UK Sustainability Criteria Provide Policy Certainty

By Seth Ginther | September 23, 2013

The recently released U.K. Department of Energy & Climate Change criteria for the sourcing of sustainable biomass recognize the robust sustainability practices of U.S. industrial wood pellet manufacturers and provide much needed policy certainty that will help grow U.S. manufacturing. U.S. producers will be able to use a number of long-standing forestry certifications, as well as techniques such as regional risk assessments to prove sustainability. 

Implementation of the new DECC criteria begins with reporting in April 2014, becoming mandatory a year later for electrical generators with capacities of 1 MW and above. Generators must demonstrate they are meeting the criteria for the U.K. Renewables Obligation and independent audits of the sustainability report are required.

To ensure that biomass power delivers genuine greenhouse gas (GHG) savings and to promote good practice and innovation across the supply chain, the U.K. will bring in tightening GHG life-cycle trajectories. In a series of steps over time, it will require industry to achieve larger savings than the current 60 percent emission reduction compared to the EU fossil electricity average.   

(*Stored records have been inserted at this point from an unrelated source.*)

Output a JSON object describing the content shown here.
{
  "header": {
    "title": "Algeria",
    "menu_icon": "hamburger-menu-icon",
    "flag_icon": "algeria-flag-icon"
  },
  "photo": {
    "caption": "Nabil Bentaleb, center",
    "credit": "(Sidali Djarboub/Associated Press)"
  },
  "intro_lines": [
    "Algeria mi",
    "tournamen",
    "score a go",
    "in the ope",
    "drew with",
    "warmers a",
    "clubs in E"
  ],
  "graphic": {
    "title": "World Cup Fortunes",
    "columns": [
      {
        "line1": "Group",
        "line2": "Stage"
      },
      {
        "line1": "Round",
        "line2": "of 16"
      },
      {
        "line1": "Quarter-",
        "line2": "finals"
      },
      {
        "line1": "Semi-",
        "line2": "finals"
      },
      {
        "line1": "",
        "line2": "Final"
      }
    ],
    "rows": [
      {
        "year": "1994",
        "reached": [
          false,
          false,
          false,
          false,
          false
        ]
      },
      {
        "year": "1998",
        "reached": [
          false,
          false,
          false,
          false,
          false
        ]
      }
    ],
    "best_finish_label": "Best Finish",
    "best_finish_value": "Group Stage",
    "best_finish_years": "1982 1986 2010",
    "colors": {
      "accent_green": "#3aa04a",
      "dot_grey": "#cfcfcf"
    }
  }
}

Before April 2020, existing biomass power, cofiring and conversions, with and without combined heat and power will remain on the current target of 285 kilograms of CO2 equivalent per megawatt hour (kg CO2eq per MWh) to reflect long-term contracts already in place. New dedicated biomass facilities, however, will be subject to a 240 kg CO2eq per MWh target (a 66 percent saving) to reflect the higher cost of carbon savings.

After April 2020, all biomass power generators will be placed on the same GHG trajectory with a 73 percent savings target of 200 kg CO2eq per MWh in 2020 and a 75 percent savings target of 180 kg CO2eq per MWh in 2025. The tougher GHG targets will be applied as an annual average (subject to a ceiling) to allow generators to better manage procurement risks.

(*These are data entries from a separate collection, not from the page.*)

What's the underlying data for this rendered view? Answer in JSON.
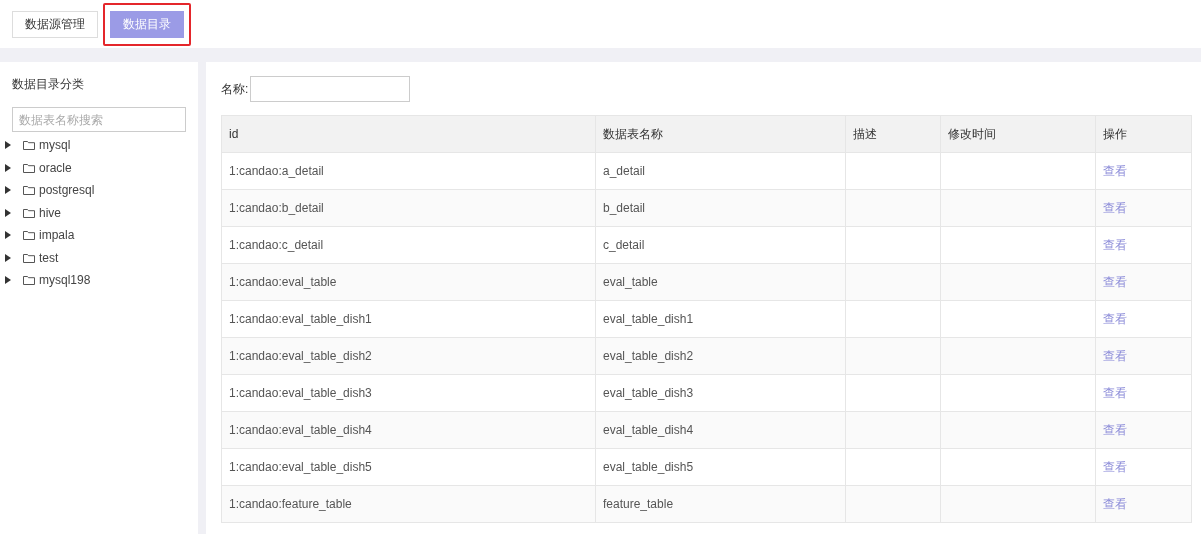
{
  "tabs": [
    {
      "label": "数据源管理",
      "selected": false,
      "highlighted": false
    },
    {
      "label": "数据目录",
      "selected": true,
      "highlighted": true
    }
  ],
  "sidebar": {
    "title": "数据目录分类",
    "search": {
      "placeholder": "数据表名称搜索"
    },
    "items": [
      {
        "label": "mysql",
        "expanded": false
      },
      {
        "label": "oracle",
        "expanded": false
      },
      {
        "label": "postgresql",
        "expanded": false
      },
      {
        "label": "hive",
        "expanded": false
      },
      {
        "label": "impala",
        "expanded": false
      },
      {
        "label": "test",
        "expanded": false
      },
      {
        "label": "mysql198",
        "expanded": false
      }
    ]
  },
  "filter": {
    "label": "名称:"
  },
  "table": {
    "columns": [
      "id",
      "数据表名称",
      "描述",
      "修改时间",
      "操作"
    ],
    "rows": [
      {
        "id": "1:candao:a_detail",
        "name": "a_detail",
        "action": "查看"
      },
      {
        "id": "1:candao:b_detail",
        "name": "b_detail",
        "action": "查看"
      },
      {
        "id": "1:candao:c_detail",
        "name": "c_detail",
        "action": "查看"
      },
      {
        "id": "1:candao:eval_table",
        "name": "eval_table",
        "action": "查看"
      },
      {
        "id": "1:candao:eval_table_dish1",
        "name": "eval_table_dish1",
        "action": "查看"
      },
      {
        "id": "1:candao:eval_table_dish2",
        "name": "eval_table_dish2",
        "action": "查看"
      },
      {
        "id": "1:candao:eval_table_dish3",
        "name": "eval_table_dish3",
        "action": "查看"
      },
      {
        "id": "1:candao:eval_table_dish4",
        "name": "eval_table_dish4",
        "action": "查看"
      },
      {
        "id": "1:candao:eval_table_dish5",
        "name": "eval_table_dish5",
        "action": "查看"
      },
      {
        "id": "1:candao:feature_table",
        "name": "feature_table",
        "action": "查看"
      }
    ]
  }
}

Currently, RO land criteria are designed with sustainable agriculture in mind, rather than forests. The new sustainable forest management criteria are based on the U.K. timber procurement policy (UK-TPP) which draws on established sustainable forest certification schemes that cover a range of social, environmental and economic issues relating to forests.

To enable investment in new biomass power generation and biomass feedstock supply-chains, the U.K. will not change the sustainability criteria before 2027. It reserves the right to make changes in response to European Commission recommendations on bioenergy, or to EU and international law.
The final DECC sustainability criteria for solid biomass reaffirm that industrial wood pellets sourced from the U.S. will play a key role in providing the U.K. (and the EU) with an abundant, sustainable and carbon beneficial energy source that provides consistent base-load renewable power.

The criteria recognize that forest cover and carbon sequestration are steadily increasing in the United States. The U.S. has more than 750 million acres of forest and the net volume of trees per acre has increased in all regions for more than 50 years. Moreover, the total acreage of forestland in the U.S. is within 1 percent of what it was 100 years ago. In the Southeast, where the largest supply of wood pellets shipped to Europe is produced, the net volume of trees per acre has increased 94 percent since 1953, meaning net growth has exceeded removals on a consistent and long-term basis. Forest carbon sequestration in the U.S. has increased 31 percent in two decades, from 701 million metric tons in 1990 to 922 million metric tons in 2010. U.S. forests capture more carbon than the annual emissions produced by the United Kingdom and Spain combined.

These impressive statistics are made possible because forests remain working in the U.S. Robust markets incentivize landowners in the U.S. to not convert forests into real estate developments, golf courses and the like. The industrial wood pellet industry provides landowners with a much-needed market for low-grade fiber and contributes to continuing to keep U.S. forests working, which in turn guarantees greater carbon sequestration. That is inarguably a net positive in the global battle against climate change. With policy certainty now in place in the U.K., the U.S. industrial wood pellet market is poised for growth. 

Author: Seth Ginther
Executive Director
U.S. Industrial Pellet Association